> Exercise requirements: Return the entries in full, exactly as written.

----- Supplied material

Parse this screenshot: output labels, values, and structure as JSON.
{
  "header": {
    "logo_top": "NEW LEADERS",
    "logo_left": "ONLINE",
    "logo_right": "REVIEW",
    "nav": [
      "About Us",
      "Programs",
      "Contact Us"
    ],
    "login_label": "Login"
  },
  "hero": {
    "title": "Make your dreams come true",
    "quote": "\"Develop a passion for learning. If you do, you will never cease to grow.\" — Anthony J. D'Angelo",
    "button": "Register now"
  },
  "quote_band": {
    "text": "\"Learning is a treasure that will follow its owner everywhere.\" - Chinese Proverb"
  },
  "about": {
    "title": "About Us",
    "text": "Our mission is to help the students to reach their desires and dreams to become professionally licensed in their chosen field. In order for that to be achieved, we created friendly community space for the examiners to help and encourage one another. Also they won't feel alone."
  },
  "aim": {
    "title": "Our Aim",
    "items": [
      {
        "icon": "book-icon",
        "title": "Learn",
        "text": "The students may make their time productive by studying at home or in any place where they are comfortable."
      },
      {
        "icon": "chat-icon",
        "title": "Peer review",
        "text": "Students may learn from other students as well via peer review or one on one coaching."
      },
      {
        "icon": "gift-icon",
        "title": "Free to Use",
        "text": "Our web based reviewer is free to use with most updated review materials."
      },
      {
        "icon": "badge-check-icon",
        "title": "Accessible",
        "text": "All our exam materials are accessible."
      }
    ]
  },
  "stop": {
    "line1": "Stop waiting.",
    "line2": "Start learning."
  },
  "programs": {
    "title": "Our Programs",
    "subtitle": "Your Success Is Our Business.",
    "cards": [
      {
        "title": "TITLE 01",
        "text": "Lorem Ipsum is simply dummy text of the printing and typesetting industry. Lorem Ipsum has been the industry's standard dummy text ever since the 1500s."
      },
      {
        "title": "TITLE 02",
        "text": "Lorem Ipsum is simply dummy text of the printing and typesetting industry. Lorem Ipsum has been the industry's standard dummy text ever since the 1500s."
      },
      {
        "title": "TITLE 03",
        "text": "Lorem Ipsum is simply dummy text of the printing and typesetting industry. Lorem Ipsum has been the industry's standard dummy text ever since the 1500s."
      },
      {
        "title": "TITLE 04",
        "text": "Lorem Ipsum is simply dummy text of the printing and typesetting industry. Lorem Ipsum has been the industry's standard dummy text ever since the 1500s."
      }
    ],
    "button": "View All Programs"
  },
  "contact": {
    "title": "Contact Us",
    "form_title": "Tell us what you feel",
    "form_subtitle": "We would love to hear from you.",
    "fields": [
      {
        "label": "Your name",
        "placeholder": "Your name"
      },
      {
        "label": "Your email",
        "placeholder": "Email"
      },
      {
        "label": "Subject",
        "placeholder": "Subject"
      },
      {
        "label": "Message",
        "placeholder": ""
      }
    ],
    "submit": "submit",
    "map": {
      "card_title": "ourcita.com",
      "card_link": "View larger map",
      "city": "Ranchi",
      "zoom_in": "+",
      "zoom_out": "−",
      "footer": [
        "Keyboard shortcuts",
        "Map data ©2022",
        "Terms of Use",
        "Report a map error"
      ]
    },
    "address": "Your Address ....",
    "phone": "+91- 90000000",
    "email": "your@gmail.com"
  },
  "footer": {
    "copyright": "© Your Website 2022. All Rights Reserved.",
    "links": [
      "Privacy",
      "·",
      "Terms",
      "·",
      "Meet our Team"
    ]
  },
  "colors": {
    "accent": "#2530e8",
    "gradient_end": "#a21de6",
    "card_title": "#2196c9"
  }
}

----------

> Written response:
Parse this screenshot: output labels, values, and structure as JSON.
{
  "header": {
    "logo_top": "NEW LEADERS",
    "logo_left": "ONLINE",
    "logo_right": "REVIEW",
    "nav": [
      "About Us",
      "Programs",
      "Contact Us"
    ],
    "login_label": "Login"
  },
  "hero": {
    "title": "Make your dreams come true",
    "quote": "\"Develop a passion for learning. If you do, you will never cease to grow.\" — Anthony J. D'Angelo",
    "button": "Register now"
  },
  "quote_band": {
    "text": "\"Learning is a treasure that will follow its owner everywhere.\" - Chinese Proverb"
  },
  "about": {
    "title": "About Us",
    "text": "Our mission is to help the students to reach their desires and dreams to become professionally licensed in their chosen field. In order for that to be achieved, we created friendly community space for the examiners to help and encourage one another. Also they won't feel alone."
  },
  "aim": {
    "title": "Our Aim",
    "items": [
      {
        "icon": "book-icon",
        "title": "Learn",
        "text": "The students may make their time productive by studying at home or in any place where they are comfortable."
      },
      {
        "icon": "chat-icon",
        "title": "Peer review",
        "text": "Students may learn from other students as well via peer review or one on one coaching."
      },
      {
        "icon": "gift-icon",
        "title": "Free to Use",
        "text": "Our web based reviewer is free to use with most updated review materials."
      },
      {
        "icon": "badge-check-icon",
        "title": "Accessible",
        "text": "All our exam materials are accessible."
      }
    ]
  },
  "stop": {
    "line1": "Stop waiting.",
    "line2": "Start learning."
  },
  "programs": {
    "title": "Our Programs",
    "subtitle": "Your Success Is Our Business.",
    "cards": [
      {
        "title": "TITLE 01",
        "text": "Lorem Ipsum is simply dummy text of the printing and typesetting industry. Lorem Ipsum has been the industry's standard dummy text ever since the 1500s."
      },
      {
        "title": "TITLE 02",
        "text": "Lorem Ipsum is simply dummy text of the printing and typesetting industry. Lorem Ipsum has been the industry's standard dummy text ever since the 1500s."
      },
      {
        "title": "TITLE 03",
        "text": "Lorem Ipsum is simply dummy text of the printing and typesetting industry. Lorem Ipsum has been the industry's standard dummy text ever since the 1500s."
      },
      {
        "title": "TITLE 04",
        "text": "Lorem Ipsum is simply dummy text of the printing and typesetting industry. Lorem Ipsum has been the industry's standard dummy text ever since the 1500s."
      }
    ],
    "button": "View All Programs"
  },
  "contact": {
    "title": "Contact Us",
    "form_title": "Tell us what you feel",
    "form_subtitle": "We would love to hear from you.",
    "fields": [
      {
        "label": "Your name",
        "placeholder": "Your name"
      },
      {
        "label": "Your email",
        "placeholder": "Email"
      },
      {
        "label": "Subject",
        "placeholder": "Subject"
      },
      {
        "label": "Message",
        "placeholder": ""
      }
    ],
    "submit": "submit",
    "map": {
      "card_title": "ourcita.com",
      "card_link": "View larger map",
      "city": "Ranchi",
      "zoom_in": "+",
      "zoom_out": "−",
      "footer": [
        "Keyboard shortcuts",
        "Map data ©2022",
        "Terms of Use",
        "Report a map error"
      ]
    },
    "address": "Your Address ....",
    "phone": "+91- 90000000",
    "email": "your@gmail.com"
  },
  "footer": {
    "copyright": "© Your Website 2022. All Rights Reserved.",
    "links": [
      "Privacy",
      "·",
      "Terms",
      "·",
      "Meet our Team"
    ]
  },
  "colors": {
    "accent": "#2530e8",
    "gradient_end": "#a21de6",
    "card_title": "#2196c9"
  }
}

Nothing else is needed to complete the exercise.